In Poland, referral to the State Tribunal is used instead of the process of impeachment, which is traditionally used in some other nations as a way of addressing similar allegations against persons holding analogous offices.
The State Tribunal is empowered to rule for the removal of individuals from public office, to impose injunctions on individuals against their appointment to senior offices, to revoke an individual's right to vote and to stand for election, to withdraw previously awarded medals, distinctions and titles of honour, and in criminal cases to impose penalties stipulated in the criminal code.
The composition of the State Tribunal is established at the first sitting of each new Sejm and is binding for its term (with the exception that the head of the office is Chief Justice, appointed by President for a six-year term). His two deputies and 16 members of the State Tribunal are chosen from outside the Sejm.
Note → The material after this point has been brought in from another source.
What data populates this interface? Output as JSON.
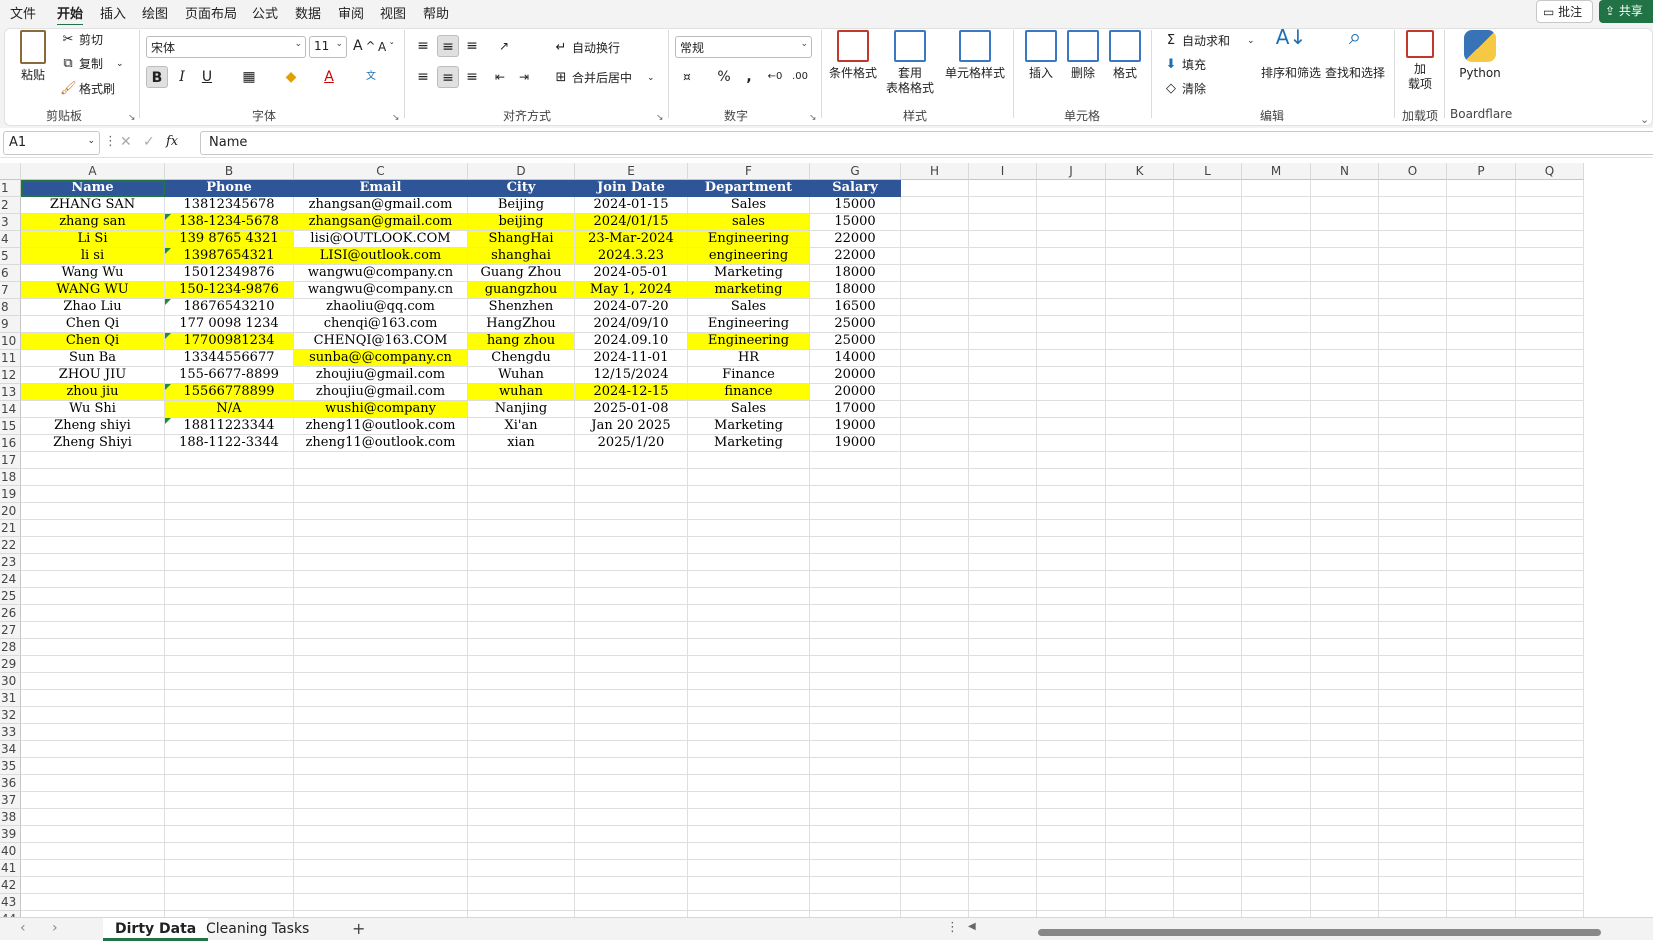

Members of the State Tribunal must hold Polish citizenship, may not have a criminal record or have had their civic rights revoked, nor may they be employed in the state administration.